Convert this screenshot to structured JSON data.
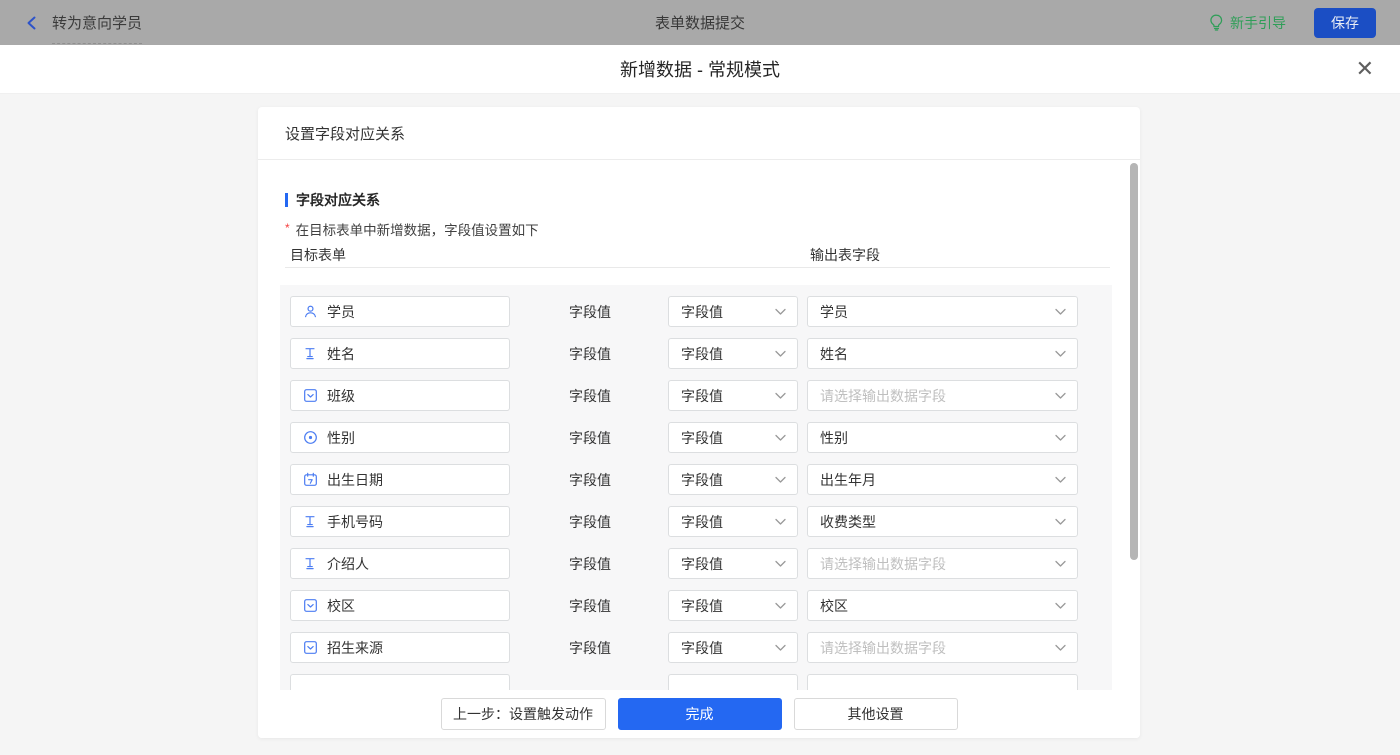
{
  "topbar": {
    "back_label": "转为意向学员",
    "title": "表单数据提交",
    "guide_label": "新手引导",
    "save_label": "保存"
  },
  "modal": {
    "title": "新增数据 - 常规模式",
    "close_glyph": "✕"
  },
  "card": {
    "header": "设置字段对应关系",
    "section_title": "字段对应关系",
    "required_mark": "*",
    "description": "在目标表单中新增数据，字段值设置如下",
    "col_left": "目标表单",
    "col_right": "输出表字段",
    "rows": [
      {
        "field": "学员",
        "icon": "user-icon",
        "mode": "字段值",
        "output": "学员",
        "is_placeholder": false
      },
      {
        "field": "姓名",
        "icon": "text-icon",
        "mode": "字段值",
        "output": "姓名",
        "is_placeholder": false
      },
      {
        "field": "班级",
        "icon": "select-icon",
        "mode": "字段值",
        "output": "请选择输出数据字段",
        "is_placeholder": true
      },
      {
        "field": "性别",
        "icon": "radio-icon",
        "mode": "字段值",
        "output": "性别",
        "is_placeholder": false
      },
      {
        "field": "出生日期",
        "icon": "calendar-icon",
        "mode": "字段值",
        "output": "出生年月",
        "is_placeholder": false
      },
      {
        "field": "手机号码",
        "icon": "text-icon",
        "mode": "字段值",
        "output": "收费类型",
        "is_placeholder": false
      },
      {
        "field": "介绍人",
        "icon": "text-icon",
        "mode": "字段值",
        "output": "请选择输出数据字段",
        "is_placeholder": true
      },
      {
        "field": "校区",
        "icon": "select-icon",
        "mode": "字段值",
        "output": "校区",
        "is_placeholder": false
      },
      {
        "field": "招生来源",
        "icon": "select-icon",
        "mode": "字段值",
        "output": "请选择输出数据字段",
        "is_placeholder": true
      }
    ],
    "partial_row_visible": true,
    "footer": {
      "prev_label": "上一步：设置触发动作",
      "done_label": "完成",
      "other_label": "其他设置"
    }
  },
  "colors": {
    "accent_blue": "#2468f2",
    "guide_green": "#2f9e58",
    "save_button_blue": "#1b4ec4",
    "field_icon_blue": "#4c7df2",
    "required_red": "#f53f3f",
    "topbar_gray": "#a9a9a9"
  }
}
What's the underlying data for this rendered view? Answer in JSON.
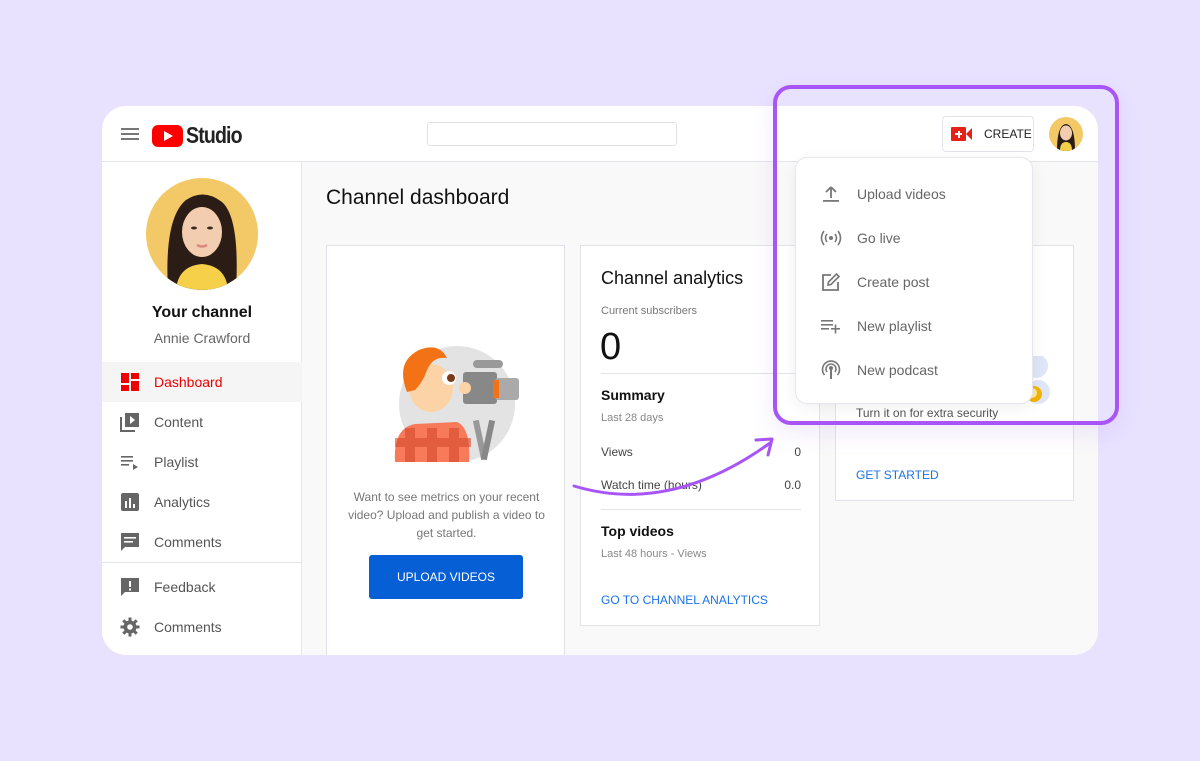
{
  "header": {
    "logo_text": "Studio",
    "search_placeholder": "",
    "create_label": "CREATE"
  },
  "sidebar": {
    "channel_title": "Your channel",
    "channel_name": "Annie Crawford",
    "items": [
      {
        "label": "Dashboard",
        "icon": "dashboard-icon",
        "active": true
      },
      {
        "label": "Content",
        "icon": "content-icon"
      },
      {
        "label": "Playlist",
        "icon": "playlist-icon"
      },
      {
        "label": "Analytics",
        "icon": "analytics-icon"
      },
      {
        "label": "Comments",
        "icon": "comments-icon"
      }
    ],
    "bottom_items": [
      {
        "label": "Feedback",
        "icon": "feedback-icon"
      },
      {
        "label": "Comments",
        "icon": "gear-icon"
      }
    ]
  },
  "main": {
    "title": "Channel dashboard",
    "upload_card": {
      "description": "Want to see metrics on your recent video? Upload and publish a video to get started.",
      "button": "UPLOAD VIDEOS"
    },
    "analytics_card": {
      "title": "Channel analytics",
      "subscribers_label": "Current subscribers",
      "subscribers_value": "0",
      "summary_title": "Summary",
      "summary_period": "Last 28 days",
      "rows": [
        {
          "label": "Views",
          "value": "0"
        },
        {
          "label": "Watch time (hours)",
          "value": "0.0"
        }
      ],
      "top_videos_title": "Top videos",
      "top_videos_period": "Last 48 hours - Views",
      "link": "GO TO CHANNEL ANALYTICS"
    },
    "security_card": {
      "text": "Turn it on for extra security",
      "link": "GET STARTED"
    }
  },
  "create_menu": {
    "items": [
      {
        "label": "Upload videos",
        "icon": "upload-icon"
      },
      {
        "label": "Go live",
        "icon": "live-icon"
      },
      {
        "label": "Create post",
        "icon": "create-post-icon"
      },
      {
        "label": "New playlist",
        "icon": "playlist-add-icon"
      },
      {
        "label": "New podcast",
        "icon": "podcast-icon"
      }
    ]
  },
  "colors": {
    "accent": "#a855f7",
    "brand": "#ff0000",
    "link": "#1a73e8",
    "button": "#065fd4",
    "background": "#e9e2ff"
  }
}
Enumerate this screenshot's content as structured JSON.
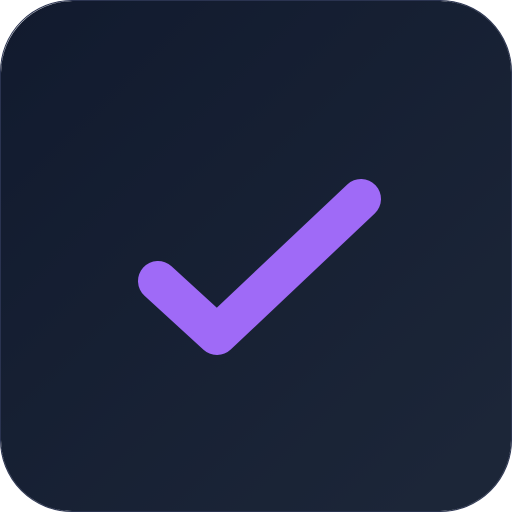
{
  "icon": {
    "name": "check-icon",
    "colors": {
      "background_top": "#111a2e",
      "background_bottom": "#1d2739",
      "checkmark": "#9f6af7"
    }
  }
}
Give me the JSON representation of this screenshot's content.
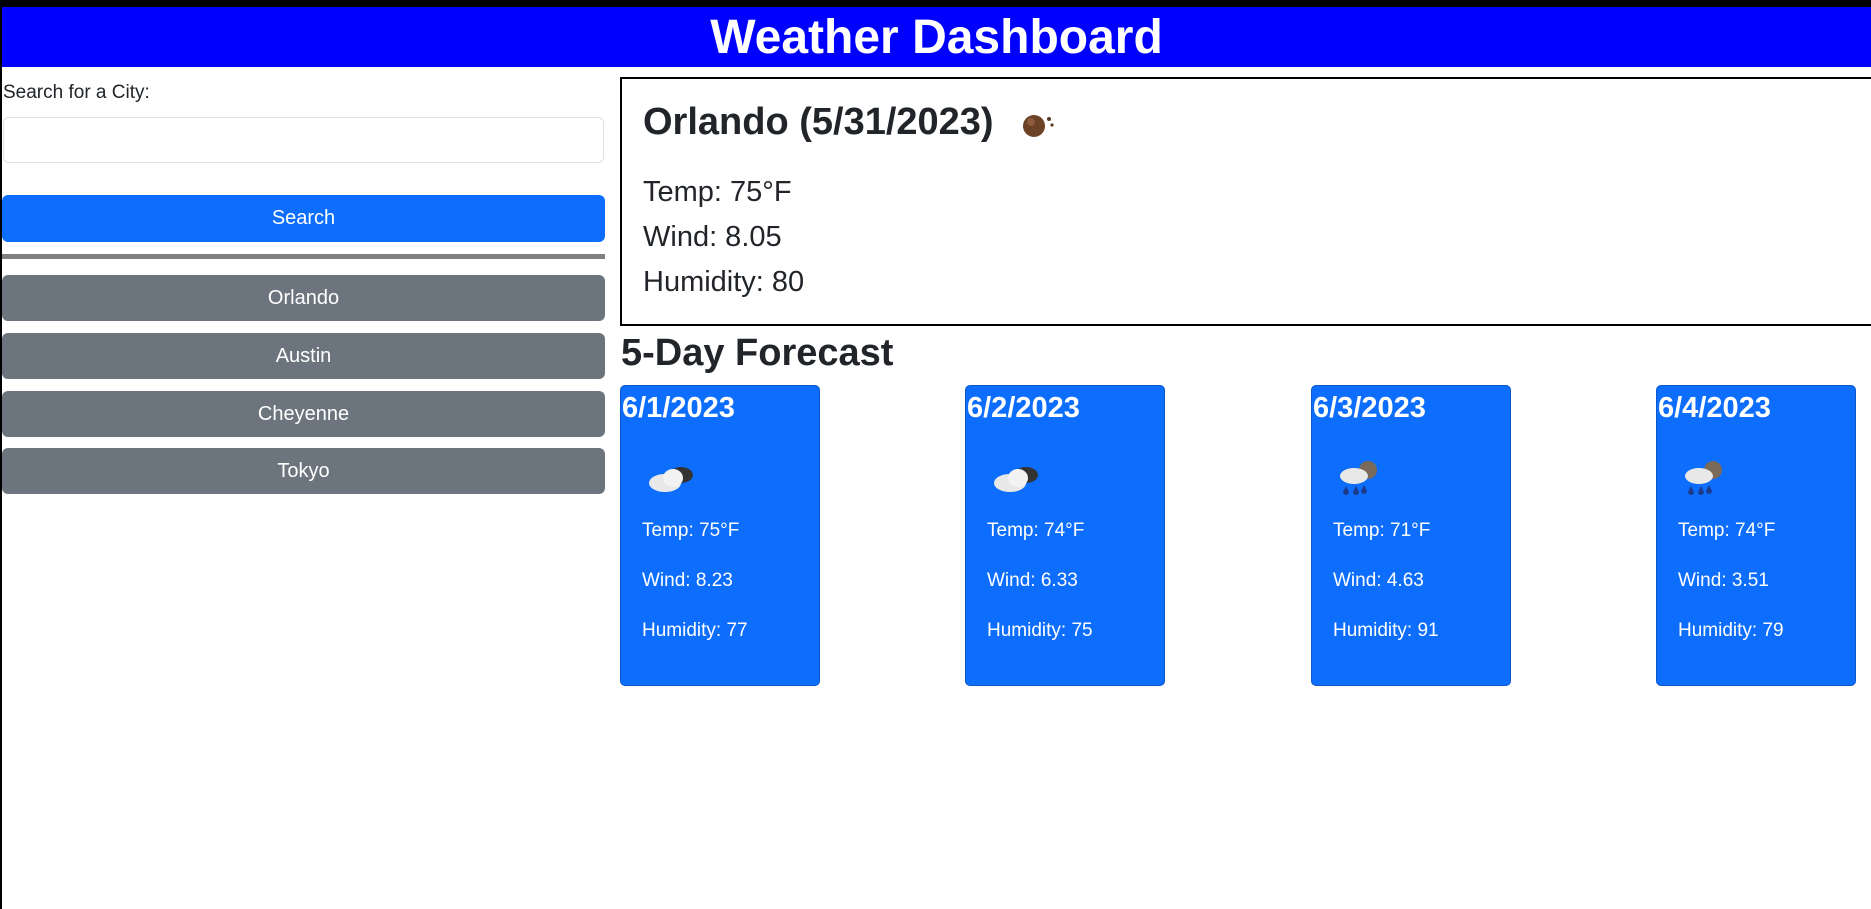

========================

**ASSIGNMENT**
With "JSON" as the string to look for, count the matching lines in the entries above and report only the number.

**SOLVED PROBLEM**
4